Segment Start: SOURCE DATA

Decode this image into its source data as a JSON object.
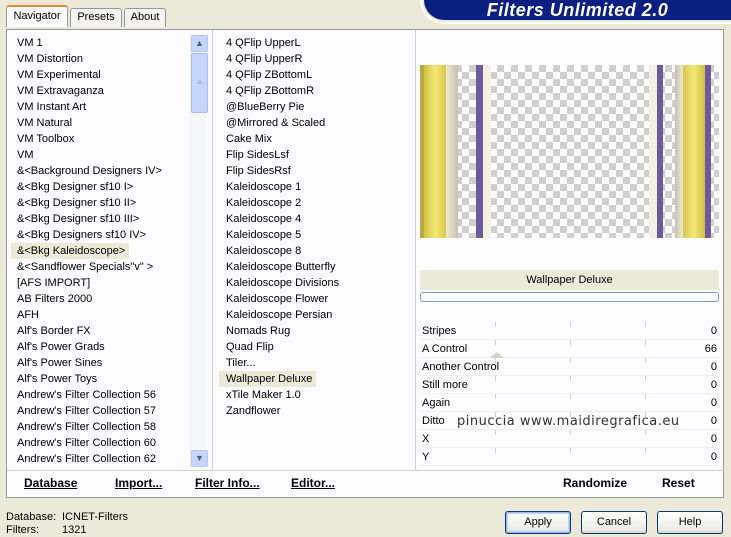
{
  "tabs": [
    {
      "label": "Navigator",
      "active": true
    },
    {
      "label": "Presets",
      "active": false
    },
    {
      "label": "About",
      "active": false
    }
  ],
  "title": "Filters Unlimited 2.0",
  "categories": [
    "VM 1",
    "VM Distortion",
    "VM Experimental",
    "VM Extravaganza",
    "VM Instant Art",
    "VM Natural",
    "VM Toolbox",
    "VM",
    "&<Background Designers IV>",
    "&<Bkg Designer sf10 I>",
    "&<Bkg Designer sf10 II>",
    "&<Bkg Designer sf10 III>",
    "&<Bkg Designers sf10 IV>",
    "&<Bkg Kaleidoscope>",
    "&<Sandflower Specials\"v\" >",
    "[AFS IMPORT]",
    "AB Filters 2000",
    "AFH",
    "Alf's Border FX",
    "Alf's Power Grads",
    "Alf's Power Sines",
    "Alf's Power Toys",
    "Andrew's Filter Collection 56",
    "Andrew's Filter Collection 57",
    "Andrew's Filter Collection 58",
    "Andrew's Filter Collection 60",
    "Andrew's Filter Collection 62"
  ],
  "selected_category": "&<Bkg Kaleidoscope>",
  "filters": [
    "4 QFlip UpperL",
    "4 QFlip UpperR",
    "4 QFlip ZBottomL",
    "4 QFlip ZBottomR",
    "@BlueBerry Pie",
    "@Mirrored & Scaled",
    "Cake Mix",
    "Flip SidesLsf",
    "Flip SidesRsf",
    "Kaleidoscope 1",
    "Kaleidoscope 2",
    "Kaleidoscope 4",
    "Kaleidoscope 5",
    "Kaleidoscope 8",
    "Kaleidoscope Butterfly",
    "Kaleidoscope Divisions",
    "Kaleidoscope Flower",
    "Kaleidoscope Persian",
    "Nomads Rug",
    "Quad Flip",
    "Tiler...",
    "Wallpaper Deluxe",
    "xTile Maker 1.0",
    "Zandflower"
  ],
  "selected_filter": "Wallpaper Deluxe",
  "filter_name": "Wallpaper Deluxe",
  "params": [
    {
      "label": "Stripes",
      "value": "0"
    },
    {
      "label": "A Control",
      "value": "66"
    },
    {
      "label": "Another Control",
      "value": "0"
    },
    {
      "label": "Still more",
      "value": "0"
    },
    {
      "label": "Again",
      "value": "0"
    },
    {
      "label": "Ditto",
      "value": "0"
    },
    {
      "label": "X",
      "value": "0"
    },
    {
      "label": "Y",
      "value": "0"
    }
  ],
  "watermark": "pinuccia www.maidiregrafica.eu",
  "bottom_buttons": {
    "database": "Database",
    "import": "Import...",
    "filter_info": "Filter Info...",
    "editor": "Editor...",
    "randomize": "Randomize",
    "reset": "Reset"
  },
  "footer": {
    "database_label": "Database:",
    "database_value": "ICNET-Filters",
    "filters_label": "Filters:",
    "filters_value": "1321"
  },
  "dialog_buttons": {
    "apply": "Apply",
    "cancel": "Cancel",
    "help": "Help"
  },
  "colors": {
    "title_bg": "#0a1f80",
    "yellow": "#e8d860",
    "purple": "#6c5a9c",
    "tab_accent": "#e68b2c"
  }
}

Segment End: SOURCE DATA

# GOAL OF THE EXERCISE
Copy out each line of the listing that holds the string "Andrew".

# THE ANSWER
    "Andrew's Filter Collection 56",
    "Andrew's Filter Collection 57",
    "Andrew's Filter Collection 58",
    "Andrew's Filter Collection 60",
    "Andrew's Filter Collection 62"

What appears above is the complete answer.